Responsible pregnant women make the development of their child a top priority. As such, women put lots of importance on the healthy diet that promotes the development of their babies during pregnancy. Omega-3 is the star of such diets, and it is well-known as safe and healthy not just for pregnant women but also those who are nursing or are simply planning to be pregnant.
Omega-3 fatty acids are well known to give a boost to a baby’s development. The best ones can found in fish products, notably good old fish meat and fish oil supplements. Both are well-known as excellent sources of two kinds of Omega-3, namely docosahexaenoic acid (DHA) and eicosapentaenoic acid (EPA). This the question: which among fish and fish oil supplements is the superior source of Omega-3?
Some can argue out of a simple common sense that fish oil, albeit artificially manufactured, has a better concentration of Omega-3 than the same amount of fish. Whether or not this is true, experts say that one is better off getting their Omega-3 by eating a whole fish. Certain studies have suggested that eating an actual fish can provide more consistent benefits than fish oil supplements as most fish species sold in the market make for good sources of iodine, lean protein, selenium, Vitamin D, and a whole lot more on top of the Omega-3 fatty acids that you are looking for it. For this reason, doctors and the Food and Drug Administration (FDA) itself recommend women to eat a diet that includes 8 to 12 oz. of seafood in a week. The equates to getting an average amount of 250 mg. of Omega-3 per day.
However, we do have one little problem with fish as well as other seafood. Some species are known to have high levels of mercury which does the exact opposite of Omega-3 – Mercury inhibits brain development. Environment Working Group (EWG) has recently released a report that shows how following FDA’s guidelines on seafood consumption may harm babies by exposing them to more mercury than Omega-3.
The group has made recommendations for pregnant or nursing women to aim for a weekly serving of 1 to 4 oz. of fish that’s low in mercury and high in Omega-3. The best seafood species that fit EWG’s list include the Atlantic mackerel, mussels, rainbow trout, sardines, and wild salmon.
Unfortunately, it appears that not everyone has the palate for fish. While the more informed part of the populace worry about fish’s mercury content and other contaminants, some are concerned about sustainability. There are also others who simply can’t eat fish and other marine produce due to dietary reasons like vegetarianism, religious dietary restrictions, or plain and straightforward lack or scarcity of seafood in the area, a case where getting seafood is more of a hassle than what it’s worth. Regardless of their reason, these people will find a viable and excellent alternative source of Omega-3 in fish oil supplements.

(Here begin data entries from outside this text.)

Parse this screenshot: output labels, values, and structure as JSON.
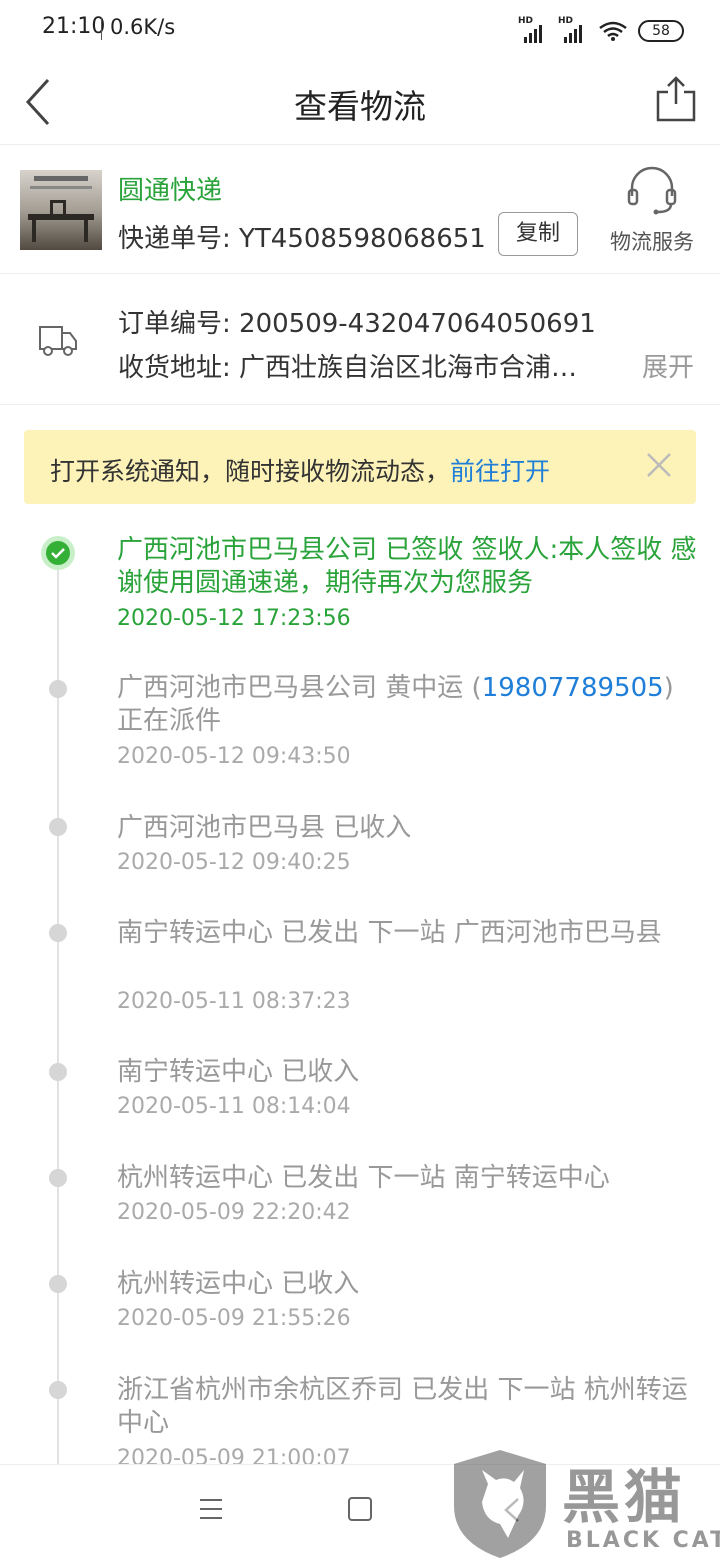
{
  "status_bar": {
    "time": "21:10",
    "speed": "0.6K/s",
    "battery": "58",
    "signal_label": "HD"
  },
  "header": {
    "title": "查看物流"
  },
  "courier": {
    "name": "圆通快递",
    "tracking_label": "快递单号: YT4508598068651",
    "copy_label": "复制",
    "service_label": "物流服务"
  },
  "order": {
    "order_no": "订单编号: 200509-432047064050691",
    "address": "收货地址: 广西壮族自治区北海市合浦…",
    "expand_label": "展开"
  },
  "notice": {
    "text": "打开系统通知，随时接收物流动态，",
    "link": "前往打开"
  },
  "timeline": [
    {
      "text": "广西河池市巴马县公司 已签收  签收人:本人签收 感谢使用圆通速递，期待再次为您服务",
      "time": "2020-05-12 17:23:56"
    },
    {
      "text_before": "广西河池市巴马县公司 黄中运 (",
      "phone": "19807789505",
      "text_after": ") 正在派件",
      "time": "2020-05-12 09:43:50"
    },
    {
      "text": "广西河池市巴马县 已收入",
      "time": "2020-05-12 09:40:25"
    },
    {
      "text": "南宁转运中心 已发出 下一站  广西河池市巴马县",
      "time": "2020-05-11 08:37:23"
    },
    {
      "text": "南宁转运中心 已收入",
      "time": "2020-05-11 08:14:04"
    },
    {
      "text": "杭州转运中心 已发出 下一站  南宁转运中心",
      "time": "2020-05-09 22:20:42"
    },
    {
      "text": "杭州转运中心 已收入",
      "time": "2020-05-09 21:55:26"
    },
    {
      "text": "浙江省杭州市余杭区乔司 已发出 下一站 杭州转运中心",
      "time": "2020-05-09 21:00:07"
    }
  ],
  "watermark": {
    "cn": "黑猫",
    "en": "BLACK CAT"
  },
  "colors": {
    "accent_green": "#2aa33a",
    "link_blue": "#1f7ed8",
    "notice_bg": "#fdf2b8"
  }
}
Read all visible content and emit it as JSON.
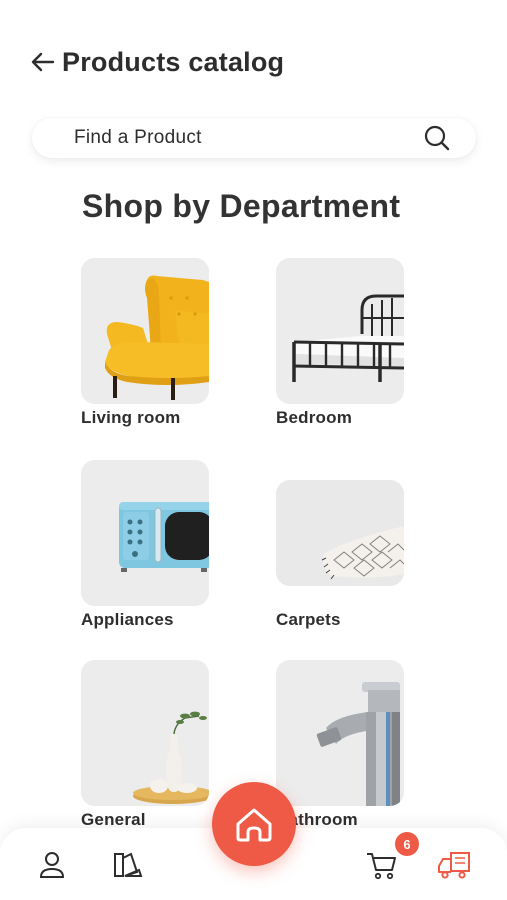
{
  "header": {
    "title": "Products catalog"
  },
  "search": {
    "placeholder": "Find a Product"
  },
  "section": {
    "title": "Shop by Department"
  },
  "departments": [
    {
      "label": "Living room"
    },
    {
      "label": "Bedroom"
    },
    {
      "label": "Appliances"
    },
    {
      "label": "Carpets"
    },
    {
      "label": "General"
    },
    {
      "label": "Bathroom"
    }
  ],
  "nav": {
    "cart_count": "6",
    "accent": "#ee5a45"
  },
  "icons": [
    "back-arrow-icon",
    "search-icon",
    "armchair-image",
    "bed-image",
    "microwave-image",
    "carpet-image",
    "vase-image",
    "faucet-image",
    "user-icon",
    "swatches-icon",
    "home-icon",
    "cart-icon",
    "delivery-truck-icon"
  ]
}
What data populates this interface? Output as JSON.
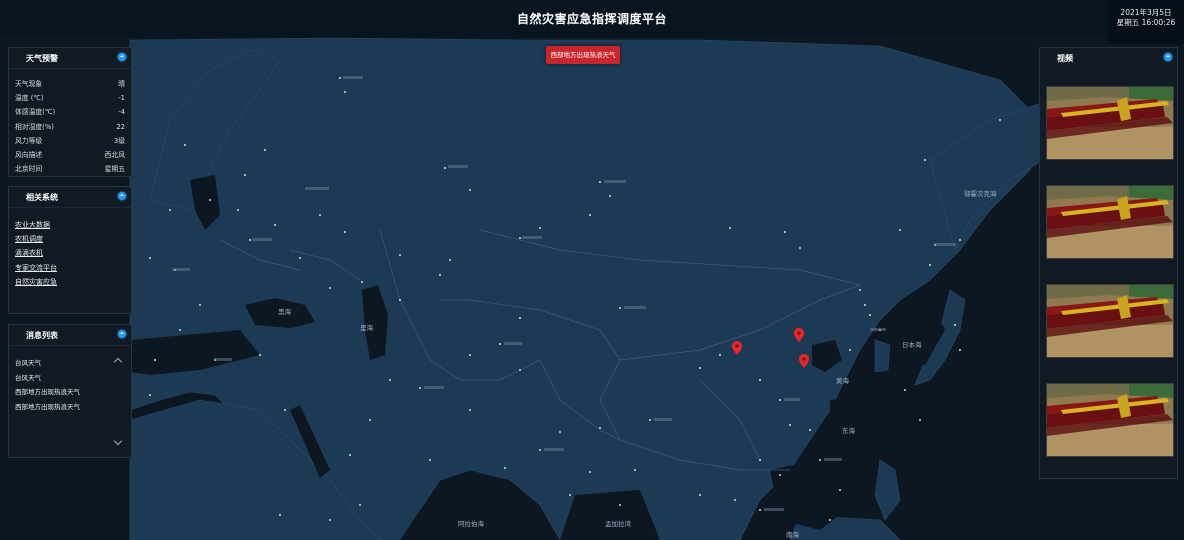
{
  "header": {
    "title": "自然灾害应急指挥调度平台",
    "date": "2021年3月5日",
    "weekday_time": "星期五 16:00:26"
  },
  "alert": {
    "text": "西部地方出现热浪天气"
  },
  "weather": {
    "title": "天气预警",
    "rows": [
      {
        "key": "天气现象",
        "value": "晴"
      },
      {
        "key": "温度 (℃)",
        "value": "-1"
      },
      {
        "key": "体感温度(℃)",
        "value": "-4"
      },
      {
        "key": "相对湿度(%)",
        "value": "22"
      },
      {
        "key": "风力等级",
        "value": "3级"
      },
      {
        "key": "风向描述",
        "value": "西北风"
      },
      {
        "key": "北京时间",
        "value": "星期五"
      }
    ]
  },
  "systems": {
    "title": "相关系统",
    "links": [
      "农业大数据",
      "农机调度",
      "滴滴农机",
      "专家交流平台",
      "自然灾害应急"
    ]
  },
  "messages": {
    "title": "消息列表",
    "items": [
      "台风天气",
      "台风天气",
      "西部地方出现热浪天气",
      "西部地方出现热浪天气"
    ]
  },
  "video": {
    "title": "视频"
  },
  "map": {
    "seas": [
      "黑海",
      "里海",
      "日本海",
      "黄海",
      "东海",
      "南海",
      "阿拉伯海",
      "孟加拉湾",
      "鄂霍次克海"
    ],
    "colors": {
      "land": "#1d3a55",
      "water": "#0c1722",
      "border": "#3a5c7a",
      "label": "#8fa2b6"
    }
  },
  "colors": {
    "alert": "#c8262c",
    "accent": "#1f9bff",
    "panel": "#121b24",
    "marker": "#e8262c"
  }
}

Individuals who eat fish have the advantage of effortlessly getting FDA’s recommended amount of Omega-3 from just their diet. On the other hand, vegetarians and everyone else who don’t eat fish will need fish oil supplements to add to their consumption, although this can sometimes prove expensive. Fortunately, they also have the option of going for alternative sources like nuts, vegetables, and related products which include canola oil, chia seeds, flax seeds, soybean oil. These alternative Omega-3 sources contain a third fatty acid known as alpha-linolenic acid (ALA). However, these sources are not as efficient as seafood and fish oil supplements when it comes to providing essential fatty acids to pregnant women.
That said, fish oil supplements remain as the best alternative source of Omega-3 fatty acids for women who are pregnant or are nursing their children if they are not keen on adding fish or other seafood to their diet. One thing that these women should take note of is that they should not confuse between plain fish oil and fish liver oil. The difference goes beyond that one word, as fish liver oil contain a lot of Vitamin A. Excessive Vitamin A when taken during pregnancy is known to cause birth defects.
The conclusion that we can derive from all these is that fish remains the best source of Omega-3 fatty acids that are essential for pregnancy and nursing women as well, especially since they provide a broad range of benefits that go beyond what Omega-3 can give. Despite the fact that these foods may contain mercury and other contaminants, the right choice of seafood can easily help you avoid or healthily mitigate the accumulation of unwanted stuff in your system. However, fish oil supplements are also an excellent alternative to fish and other seafood, and this is the right fit for people who, for whatever reason, cannot have fish on their dining table.